Shaw Brothers is a venerable brand name amongst Hong Kong film fans for its multi-decade string of kung-fu epics but there’s more to their filmography than meets the eye.  If you go deep into their ’70s/’80s catalog, you’ll discover a fascinating underbelly of exploitation fare that is as wild as Japan’s better-known shockers from that era.  A prime example is Oily Maniac, Shaw’s one-of-a-kind, grindhouse-esque take on the monster movie.

The bizarre plot plays out like a cheap 70’s comic book tarted up with plentiful sex and violence. A polio-stricken legal assistant (Danny Lee, well before The Killer) visits an old friend on death row and the man asks him to look out for his daughter. Since he is handicapped, the old man teaches him a spell that will allow him to become a super-strong creature made of oil so he can avenge any wrongdoings. However, the old codger warns him that those who misuse the spell will “die a horrible death…”

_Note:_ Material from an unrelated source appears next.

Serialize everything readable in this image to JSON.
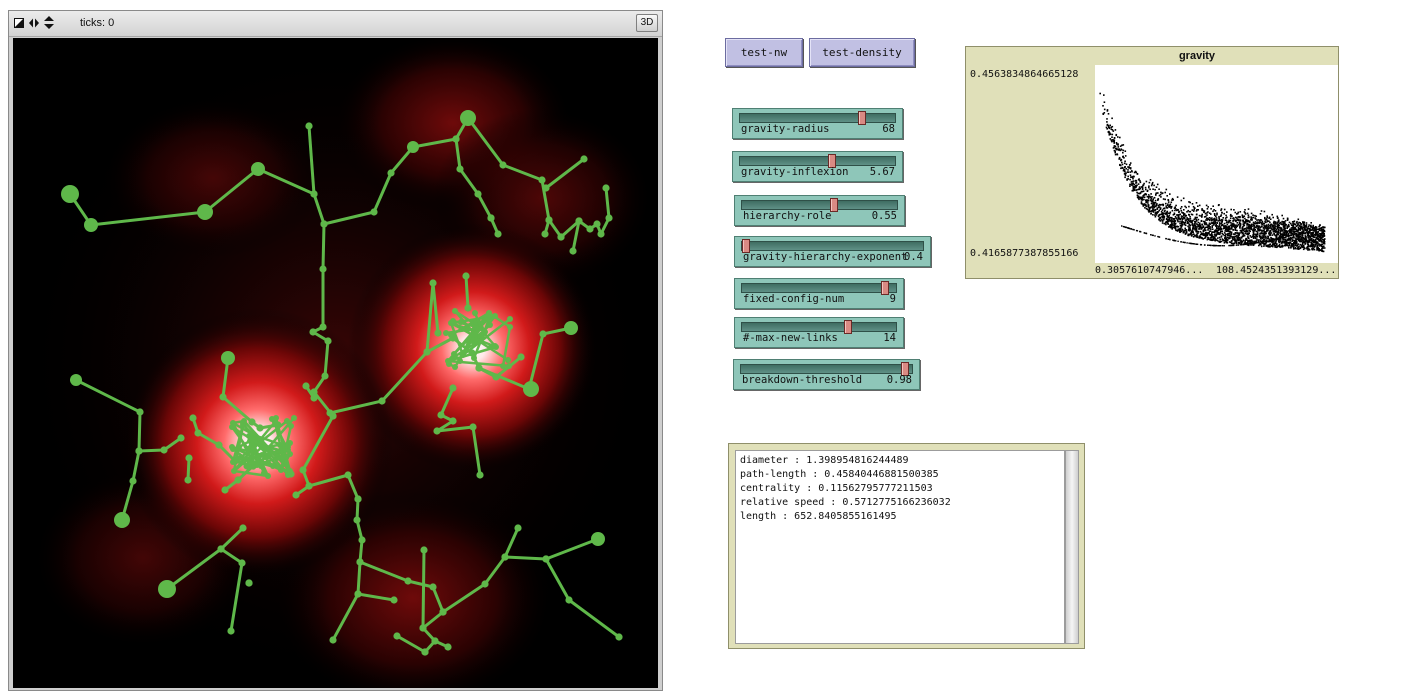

This setup seems predictable but Oily Maniac takes all manner of fascinating departures as it sets up a variety of evildoers for him to punish, including everyone from his corrupt boss to a bargain-basement plastic surgeon and even a pimp. There’s also a subplot involving the old man’s daughter, played by Shaw sex starlet Chen Ping, and some monkey business about people scheming to steal the coconut oil factory (!) belonging to her family.

Oily Maniac was inspired by a Malaysian legend but it really feels like The Blob, The Incredible Hulk, Dr. Jekyll And Mr. Hyde and Swamp Thing all smashed together, with a little pinch of The Wolf Man thrown in for the oily maniac-back-to-man transformation scenes. Along the way, the viewer is treated to tons of cheap opticals, like Oily Maniac transforming into an oil slick to slither through pipes and under doors, and makeup effects that show the creature taking stabbings, shootings and dismemberment with no ill effect.

There’s also plenty of sleaze and skin, the latter mainly supplied by the buxom Chen Ping. Best of all, director Ho Meng-Hua makes the film’s smorgasbord approach to cheap thrills look effortless.  He was something of a specialist at Shaw Brothers with budget-conscious FX-stravaganzas thanks to credits like Black Magic and Infra-Man and he digs into the sleaze and the monster movie elements with equal vigor, giving the film a heady one-two punch of sleaze and creature feature antics.

There’s so much about this flick for the schlock addict to love: the little reverb-drenched yell O.M. unleashes every time he attacks, the hilariously artsy handheld-cam breakdown scene that Lee gets early on, the jaw-dropping ‘he said/she said’ reenactments of the testimony in a rape trial scene that pops up from out of nowhere, the fact that the evil lawyer is rich but still drives his mistress to lover’s lane to have sex, the snippet of the Jaws theme used as O.M. stalks his victims…

One could go on for hours listing this film’s lurid charms but this review will stop here. If you’re interested in the highlights of Hong Kong exploitation, this is one of the necessary stops on that journey.

DVD/Blu-Ray Info: no U.S. release as of this writing.  There’s an old, out-of-print region 3 disc that was remastered but is also a PAL-to-NTSC convert.  More recently, 88 Films made a Region 2 blu-ray that apparently has a fresh master and new extras.  The latter is probably the best bet for the adventurous viewer.